Much the same as "Goldeneye" sees 007 double-crossed, "The Wild Bunch" don't fare much better. Pike Bishop (William Holden) leads a gang of aging outlaws looking to retire after one last job. But when a botched robbery leaves the gang penniless and with the authorities on their tails, they find themselves pressured into stealing a U.S. Army weapons shipment for Mexican Federal Army officer, General Mapache (Emilio Fernández). Of course, the whole thing is a trap, much like the scene in "Goldeneye".

On their way to deliver the weapons, they're double-crossed by Mapache's forces, led by the vile officer, Lt. Herrera (Alfonso Arau) who surrounds the gang with Mexican Army forces, to take the weapons by force.

Outnumbered and outgunned, it looks bad. Thankfully, Pike and his criminal pals aren't stupid, and they were expecting to be double-crossed. They've stuffed their wagon full of dynamite as insurance against anyone who might try to steal the weapons. Come any closer and they'll blow the lot.

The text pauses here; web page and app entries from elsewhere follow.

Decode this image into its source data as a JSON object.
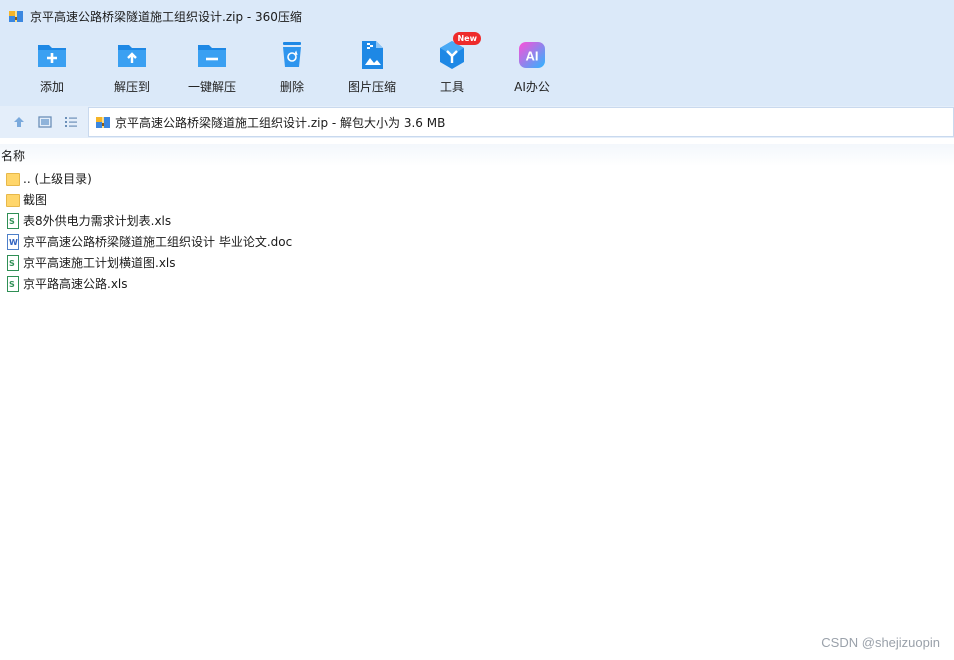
{
  "window": {
    "title": "京平高速公路桥梁隧道施工组织设计.zip - 360压缩"
  },
  "toolbar": {
    "items": [
      {
        "label": "添加",
        "icon": "add-folder-icon"
      },
      {
        "label": "解压到",
        "icon": "extract-to-icon"
      },
      {
        "label": "一键解压",
        "icon": "one-click-extract-icon"
      },
      {
        "label": "删除",
        "icon": "recycle-bin-icon"
      },
      {
        "label": "图片压缩",
        "icon": "image-compress-icon"
      },
      {
        "label": "工具",
        "icon": "tools-icon",
        "badge": "New"
      },
      {
        "label": "AI办公",
        "icon": "ai-office-icon",
        "icon_text": "AI"
      }
    ]
  },
  "nav": {
    "address": "京平高速公路桥梁隧道施工组织设计.zip - 解包大小为 3.6 MB"
  },
  "list": {
    "column_name": "名称",
    "rows": [
      {
        "name": ".. (上级目录)",
        "type": "folder"
      },
      {
        "name": "截图",
        "type": "folder"
      },
      {
        "name": "表8外供电力需求计划表.xls",
        "type": "xls"
      },
      {
        "name": "京平高速公路桥梁隧道施工组织设计 毕业论文.doc",
        "type": "doc"
      },
      {
        "name": "京平高速施工计划横道图.xls",
        "type": "xls"
      },
      {
        "name": "京平路高速公路.xls",
        "type": "xls"
      }
    ]
  },
  "watermark": "CSDN @shejizuopin",
  "colors": {
    "chrome_bg": "#dbe9f9",
    "icon_blue": "#1e88e5",
    "badge_red": "#ee2b2b",
    "ai_gradient_start": "#ff4fd8",
    "ai_gradient_end": "#2bb5ff"
  }
}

The Mexican forces descend upon them regardless, exactly how the Russians flood into the chemical warehouse in "Goldeneye." But they don't dare open fire. After all, they risk destroying the weapons and getting caught in the explosion themselves. The tense standoff that follows is almost exactly like "Goldeneye" with James hiding amongst chemical weapon vats as he hatches an escape plan.

Crouching behind a squeaky chemical weapon trolley, Bond makes a break for it. And what follows is straight out of "The Wild Bunch," too.

Hold your fire! You'll blow the gas tanks!

Obviously, 007 is outnumbered. But the tension gets the better of one Russian soldier as he opens fire on the British spy ... and the gas tanks. Inadvertently peppering the chemical weapon barrels with bullets, it's a risky move that definitely doesn't pay off. After all, Colonel Ourumov instantly turns and shoots his own soldier dead.

The shot of a military leader turning on his own men in a moment of extreme tension is lifted directly from "The Wild Bunch."

"There's that bit where Holden and everybody have the wagonload of dynamite," said Campbell. "And one of the enemy soldiers gets very nervous and fires a shot, and his commander just blasts him. I took that. Sometimes you need a good moment of shock in a sequence like that."

That gunshot from Ourumov really ratchets up the tension even further — an exclamation point that shows us that the Colonel means business. It gives us a glimpse into his entirely ruthless nature, too. If he's willing to fire upon his own men, what will he do to Bond if he captures him? It doesn't bear thinking about. Thankfully, James makes his escape.

"The Wild Bunch" scene serves a similar purpose. Here, Lt. Herrera orders his other men to shoot the soldier who dared to open fire on the wagon. It's a telling glimpse of his character — a man who will give orders to shoot his own men but doesn't want to get his own hands dirty.

It's still a gripping scene, and you can see exactly why Campbell wanted to use it in "Goldeneye." It's a gambit that works, and it ultimately saves Bond's bacon. For England, James.